The bill on nuclear terrorism includes 10 clauses that create four new offences.
This bill makes it illegal to possess, use or dispose of nuclear or radioactive material or a nuclear or radioactive device or commit an act against a nuclear facility or its operations with the intent to cause death, serious bodily harm or substantial damage to property or the environment.
It made me chuckle to see a Conservative bill that even bothers to mention the environment.
The bill also makes it illegal to use or alter nuclear or radioactive material or a nuclear or radioactive device or commit an act against a nuclear facility or its operation with the intent to compel a person, government or international organization to do or refrain from doing anything.
It also makes it illegal to commit an indictable offence under federal law for the purpose of obtaining nuclear or radioactive material, a nuclear or radioactive device, or access to or control of a nuclear facility.
Finally, it makes it illegal to threaten to commit any of the other three offences.
With these four new offences, this bill also makes major amendments to the code.
For example, one amendment would ensure that the four offences be considered primary designated offences for the purposes of issuing warrants. One provision regarding wiretapping would allow for the rules to be applied to these new offences.
If Bill S-9 is passed, Canada would have legislation enabling it to ratify the two international conventions I mentioned a few minutes ago. Although such a bill is necessary, we cannot ignore the fact that it raises some concerns.
As a result, we must ensure that the scope of these new sections will not lead to excessive criminalization and will not violate the Charter of Rights and Freedoms.
We will continue to oppose the fact that the government is introducing bills through the Senate, because we do not think that this unelected chamber should be the starting point of our legislative process.
However, as New Democrats, we are determined to support multilateral diplomacy and international co-operation, particularly in areas of shared concern. That is why we will vote in favour of the bill at third reading.
Terrorism is certainly a shared concern. Many people associate nuclear terrorism with plots from action movies such as James Bond or Die Hard. However, between 1993 and 2011, the International Atomic Energy Agency identified close to 2,000 incidents related to the use, transportation and possession of nuclear and radioactive material.
Canada must take a leadership role to ensure that at the 2014 Nuclear Security Summit, the participants implement the amendment to the Convention on the Physical Protection of Nuclear Material, which was amended in 2005.
Canada, as well as the United States, could play an important role in making sure that happens. However, 2014 is not far off, and that is one reason why my party is supporting this bill at third reading.

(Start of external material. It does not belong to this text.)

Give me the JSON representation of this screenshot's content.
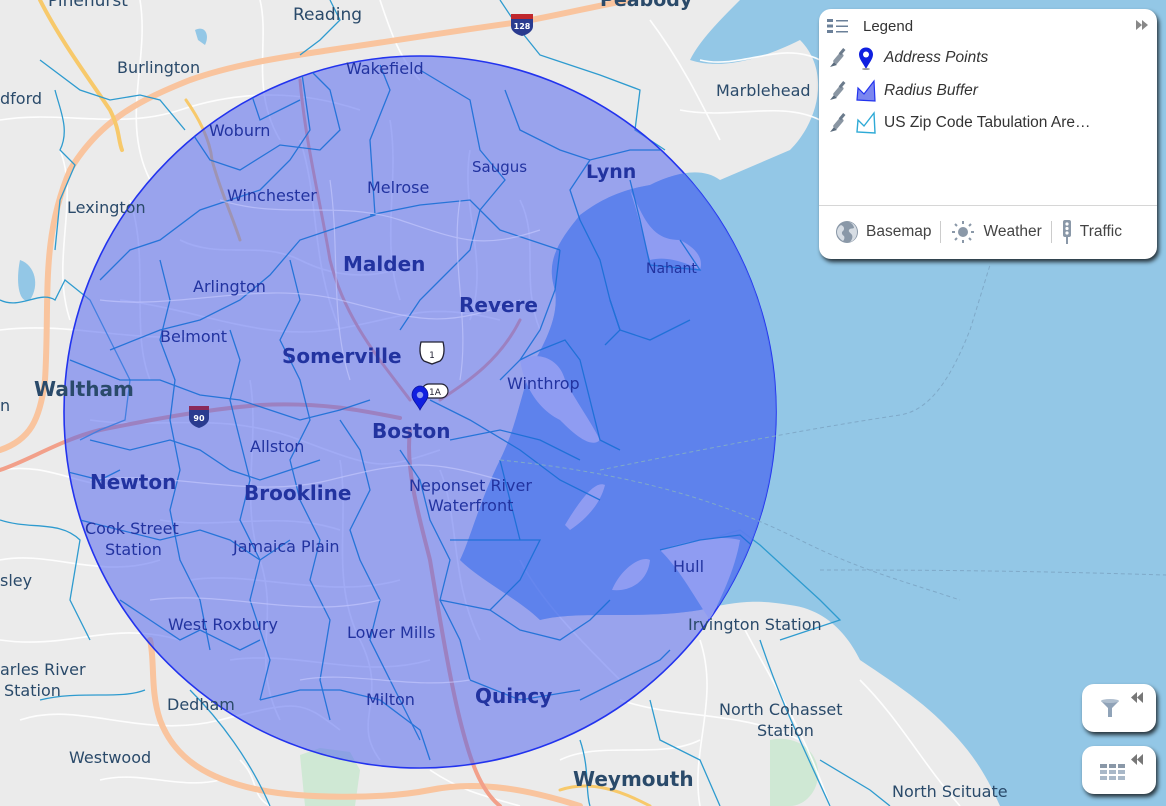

Since the September 11 attacks, Canada and the United States have tightened up security protocols surrounding their own nuclear material, to convince other countries to adopt a responsible approach to reducing the risk of theft of nuclear material and nuclear terrorism. As a result, these two countries should set an example by implementing responsible measures at home.
A total of 97 of the 145 countries have to ratify this treaty for it to be enforceable. Fifty-six countries have already ratified it in their parliaments. The call was put out during the Seoul summit, and we need to step up.
The threat is real; according to Ban Ki-Moon, UN Secretary-General, nuclear terrorism is one of the greatest threats we face today.
We do not have the right to allow incidents to happen because we did not try to guard against a terrorist attack.
I will conclude by saying that it would be wrong not to anticipate events as tragic as those in Fukushima, which were caused by natural forces beyond our control. We cannot assume that they will not happen as a result of situations that we could have avoided.
There are two fundamental reasons why I am voting for this bill. For one, it is designed to fight potential nuclear terrorists before they strike and, two, it will help Canada regain some of the credibility it has lost internationally.